(Work required)
Once you have read the data below, write it all out exactly.

Interface dataset entries
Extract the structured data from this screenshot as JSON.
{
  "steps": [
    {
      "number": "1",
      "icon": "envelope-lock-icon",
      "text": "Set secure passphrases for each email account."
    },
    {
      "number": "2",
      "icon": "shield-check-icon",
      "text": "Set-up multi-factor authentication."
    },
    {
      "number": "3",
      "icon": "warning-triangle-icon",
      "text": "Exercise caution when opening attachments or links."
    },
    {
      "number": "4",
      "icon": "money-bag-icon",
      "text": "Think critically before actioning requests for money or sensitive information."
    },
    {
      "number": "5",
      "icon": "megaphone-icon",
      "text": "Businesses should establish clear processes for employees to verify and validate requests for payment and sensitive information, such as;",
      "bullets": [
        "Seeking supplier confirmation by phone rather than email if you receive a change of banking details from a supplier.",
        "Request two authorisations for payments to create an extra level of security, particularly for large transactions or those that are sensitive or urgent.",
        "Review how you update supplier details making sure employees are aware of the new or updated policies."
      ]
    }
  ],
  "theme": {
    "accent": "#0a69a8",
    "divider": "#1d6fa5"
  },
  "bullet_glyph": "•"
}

(Exercise solution)
Extract the structured data from this screenshot as JSON.
{
  "steps": [
    {
      "number": "1",
      "icon": "envelope-lock-icon",
      "text": "Set secure passphrases for each email account."
    },
    {
      "number": "2",
      "icon": "shield-check-icon",
      "text": "Set-up multi-factor authentication."
    },
    {
      "number": "3",
      "icon": "warning-triangle-icon",
      "text": "Exercise caution when opening attachments or links."
    },
    {
      "number": "4",
      "icon": "money-bag-icon",
      "text": "Think critically before actioning requests for money or sensitive information."
    },
    {
      "number": "5",
      "icon": "megaphone-icon",
      "text": "Businesses should establish clear processes for employees to verify and validate requests for payment and sensitive information, such as;",
      "bullets": [
        "Seeking supplier confirmation by phone rather than email if you receive a change of banking details from a supplier.",
        "Request two authorisations for payments to create an extra level of security, particularly for large transactions or those that are sensitive or urgent.",
        "Review how you update supplier details making sure employees are aware of the new or updated policies."
      ]
    }
  ],
  "theme": {
    "accent": "#0a69a8",
    "divider": "#1d6fa5"
  },
  "bullet_glyph": "•"
}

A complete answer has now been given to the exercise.